Oil Spills – Maintaining secondary containment will likely need attention under oil SPCC requirements, and there is no meaningful “Act of God” defense for release of oil or petroleum products. Federal and state rules require notification of oil releases, including National Response Center notification for sheens (or worse) on navigable waters. It is likely that there will be oil tanks that will break free and become water borne and again, notification is required.
Wastewater Discharge Bypass and Upset -- In significant rain events, water treatment systems can be overwhelmed and result in releases that violate license and regulatory requirements for flow and regulated parameters. These affirmative defenses require proper notification for bypasses and upsets, which are governed by specific rules that must be followed to the letter. There are immediate reporting requirements, with written follow up requirements within five days (not five business days).
Air Emissions -- Air licenses and laws accept the possibility of “malfunctions” that can be storm related, but those will have to be carefully documented. Many use emergency power generators under storm conditions, but licenses and rules require recordkeeping of use and impose total hourly limits that control use and could apply if utility power is unavailable for long periods of time.

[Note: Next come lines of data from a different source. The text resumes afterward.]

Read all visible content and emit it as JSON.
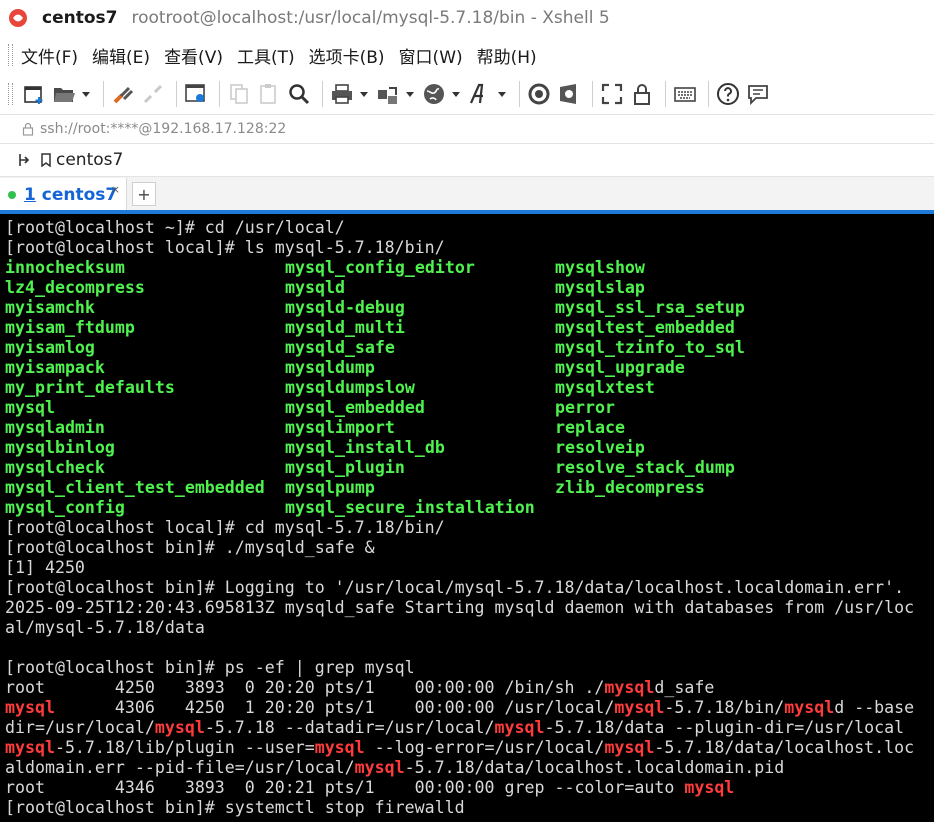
{
  "window": {
    "title_name": "centos7",
    "title_sub": "rootroot@localhost:/usr/local/mysql-5.7.18/bin - Xshell 5"
  },
  "menu": [
    "文件(F)",
    "编辑(E)",
    "查看(V)",
    "工具(T)",
    "选项卡(B)",
    "窗口(W)",
    "帮助(H)"
  ],
  "toolbar": {
    "icons": [
      "new-session-icon",
      "open-folder-icon",
      "dropdown-icon",
      "connect-icon",
      "disconnect-icon",
      "properties-icon",
      "copy-icon",
      "paste-icon",
      "find-icon",
      "print-icon",
      "transfer-icon",
      "globe-icon",
      "font-icon",
      "xftp-icon",
      "xmanager-icon",
      "fullscreen-icon",
      "lock-icon",
      "keyboard-icon",
      "help-icon",
      "chat-icon"
    ]
  },
  "address": "ssh://root:****@192.168.17.128:22",
  "session": "centos7",
  "tab": {
    "number": "1",
    "label": "centos7",
    "close": "×",
    "add": "+"
  },
  "terminal": {
    "l0": "[root@localhost ~]# cd /usr/local/",
    "l1": "[root@localhost local]# ls mysql-5.7.18/bin/",
    "ls_c1": [
      "innochecksum",
      "lz4_decompress",
      "myisamchk",
      "myisam_ftdump",
      "myisamlog",
      "myisampack",
      "my_print_defaults",
      "mysql",
      "mysqladmin",
      "mysqlbinlog",
      "mysqlcheck",
      "mysql_client_test_embedded",
      "mysql_config"
    ],
    "ls_c2": [
      "mysql_config_editor",
      "mysqld",
      "mysqld-debug",
      "mysqld_multi",
      "mysqld_safe",
      "mysqldump",
      "mysqldumpslow",
      "mysql_embedded",
      "mysqlimport",
      "mysql_install_db",
      "mysql_plugin",
      "mysqlpump",
      "mysql_secure_installation"
    ],
    "ls_c3": [
      "mysqlshow",
      "mysqlslap",
      "mysql_ssl_rsa_setup",
      "mysqltest_embedded",
      "mysql_tzinfo_to_sql",
      "mysql_upgrade",
      "mysqlxtest",
      "perror",
      "replace",
      "resolveip",
      "resolve_stack_dump",
      "zlib_decompress"
    ],
    "l15": "[root@localhost local]# cd mysql-5.7.18/bin/",
    "l16": "[root@localhost bin]# ./mysqld_safe &",
    "l17": "[1] 4250",
    "l18": "[root@localhost bin]# Logging to '/usr/local/mysql-5.7.18/data/localhost.localdomain.err'.",
    "l19": "2025-09-25T12:20:43.695813Z mysqld_safe Starting mysqld daemon with databases from /usr/loc",
    "l20": "al/mysql-5.7.18/data",
    "l22": "[root@localhost bin]# ps -ef | grep mysql",
    "p23": [
      "root       4250   3893  0 20:20 pts/1    00:00:00 /bin/sh ./",
      "mysql",
      "d_safe"
    ],
    "p24": [
      "mysql",
      "      4306   4250  1 20:20 pts/1    00:00:00 /usr/local/",
      "mysql",
      "-5.7.18/bin/",
      "mysql",
      "d --base"
    ],
    "p25": [
      "dir=/usr/local/",
      "mysql",
      "-5.7.18 --datadir=/usr/local/",
      "mysql",
      "-5.7.18/data --plugin-dir=/usr/local"
    ],
    "p26": [
      "mysql",
      "-5.7.18/lib/plugin --user=",
      "mysql",
      " --log-error=/usr/local/",
      "mysql",
      "-5.7.18/data/localhost.loc"
    ],
    "p27": [
      "aldomain.err --pid-file=/usr/local/",
      "mysql",
      "-5.7.18/data/localhost.localdomain.pid"
    ],
    "p28": [
      "root       4346   3893  0 20:21 pts/1    00:00:00 grep --color=auto ",
      "mysql"
    ],
    "l29": "[root@localhost bin]# systemctl stop firewalld"
  }
}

Property Damage and Insurance Claims -- Determinations of insurance coverage turn on the policy coverage and the facts of each instance. Thus, insurance coverage may or may not be available for damage caused by Sandy, depending on the loss sustained and policies you hold (though coverage is only rarely available for addressing liability for “pollution”). If you suffer a loss, it is important to give your insurer or insurance agency prompt notice, take reasonable steps to protect the property from further damage, and make a detailed inventory of the damaged property (with photographs if possible) for later reference.
We hope that you have no issues from the storm, but if you have questions or concerns, please feel free to call us on our cell phones or by email, which we intend to monitor, even if our office is officially closed.
Ken Gray: 207-791-1212 (office); 207-450-0155 (cell); Kgray@pierceatwood.com
William Taylor: 207-791-1213 (office); 207-632-1880 (cell); firstname.lastname@example.org
Dixon Pike: 207-791-1374 (office); 207-653-9479 (cell); email@example.com
Brian Rayback: 207-791-1188 (office); 207-653-0717 (cell); firstname.lastname@example.org